===== RECORDS TO USE =====

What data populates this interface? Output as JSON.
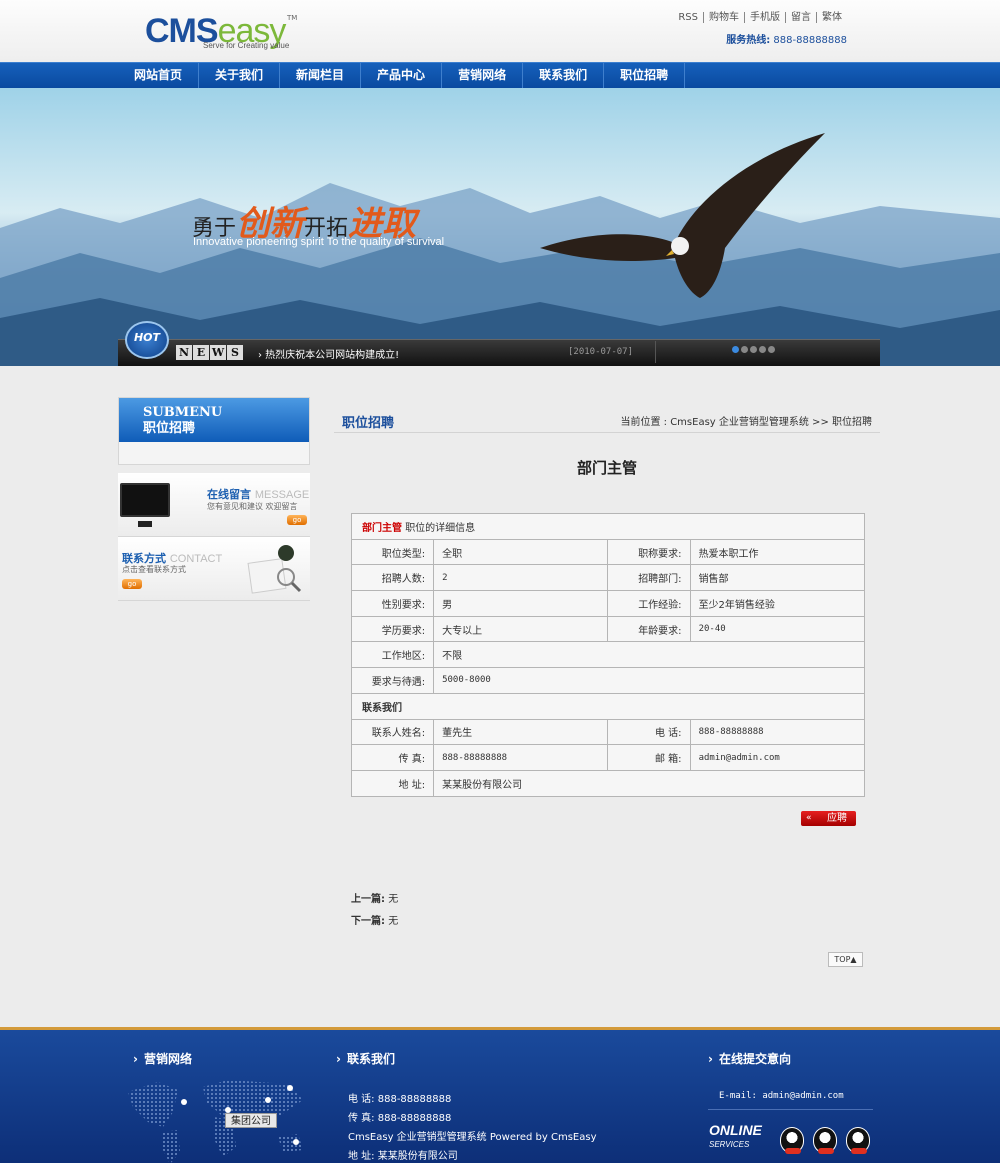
{
  "header": {
    "logo_cms": "CMS",
    "logo_easy": "easy",
    "logo_tm": "TM",
    "logo_slogan": "Serve for Creating value",
    "toplinks": [
      "RSS",
      "购物车",
      "手机版",
      "留言",
      "繁体"
    ],
    "hotline_label": "服务热线:",
    "hotline_number": "888-88888888"
  },
  "nav": {
    "items": [
      "网站首页",
      "关于我们",
      "新闻栏目",
      "产品中心",
      "营销网络",
      "联系我们",
      "职位招聘"
    ]
  },
  "banner": {
    "slogan_1": "勇于",
    "slogan_2": "创新",
    "slogan_3": "开拓",
    "slogan_4": "进取",
    "slogan_en": "Innovative pioneering spirit To the quality of survival",
    "hot_badge": "HOT",
    "news_letters": [
      "N",
      "E",
      "W",
      "S"
    ],
    "news_text": "› 热烈庆祝本公司网站构建成立!",
    "news_date": "[2010-07-07]"
  },
  "sidebar": {
    "submenu_en": "SUBMENU",
    "submenu_cn": "职位招聘",
    "message_title": "在线留言",
    "message_en": "MESSAGE",
    "message_sub": "您有意见和建议 欢迎留言",
    "contact_title": "联系方式",
    "contact_en": "CONTACT",
    "contact_sub": "点击查看联系方式",
    "go_label": "go"
  },
  "main": {
    "title": "职位招聘",
    "breadcrumb": "当前位置 : CmsEasy 企业营销型管理系统  >> 职位招聘",
    "job_title": "部门主管",
    "table_head_red": "部门主管",
    "table_head_rest": "职位的详细信息",
    "rows": {
      "job_type_k": "职位类型:",
      "job_type_v": "全职",
      "title_req_k": "职称要求:",
      "title_req_v": "热爱本职工作",
      "count_k": "招聘人数:",
      "count_v": "2",
      "dept_k": "招聘部门:",
      "dept_v": "销售部",
      "gender_k": "性别要求:",
      "gender_v": "男",
      "exp_k": "工作经验:",
      "exp_v": "至少2年销售经验",
      "edu_k": "学历要求:",
      "edu_v": "大专以上",
      "age_k": "年龄要求:",
      "age_v": "20-40",
      "area_k": "工作地区:",
      "area_v": "不限",
      "salary_k": "要求与待遇:",
      "salary_v": "5000-8000",
      "contact_head": "联系我们",
      "person_k": "联系人姓名:",
      "person_v": "董先生",
      "phone_k": "电  话:",
      "phone_v": "888-88888888",
      "fax_k": "传  真:",
      "fax_v": "888-88888888",
      "email_k": "邮  箱:",
      "email_v": "admin@admin.com",
      "addr_k": "地  址:",
      "addr_v": "某某股份有限公司"
    },
    "apply_arrow": "«",
    "apply_label": "应聘",
    "prev_label": "上一篇:",
    "prev_value": "无",
    "next_label": "下一篇:",
    "next_value": "无",
    "top_label": "TOP▲"
  },
  "footer": {
    "network_title": "营销网络",
    "contact_title": "联系我们",
    "intent_title": "在线提交意向",
    "group_label": "集团公司",
    "phone": "电 话: 888-88888888",
    "fax": "传 真: 888-88888888",
    "powered": "CmsEasy 企业营销型管理系统 Powered by CmsEasy",
    "address": "地 址: 某某股份有限公司",
    "email": "E-mail: admin@admin.com",
    "online": "ONLINE",
    "online_sub": "SERVICES"
  }
}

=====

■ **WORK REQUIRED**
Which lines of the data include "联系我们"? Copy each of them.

■ **SOLUTION FOR THIS EXERCISE**
      "联系我们",
      "contact_head": "联系我们",
    "contact_title": "联系我们",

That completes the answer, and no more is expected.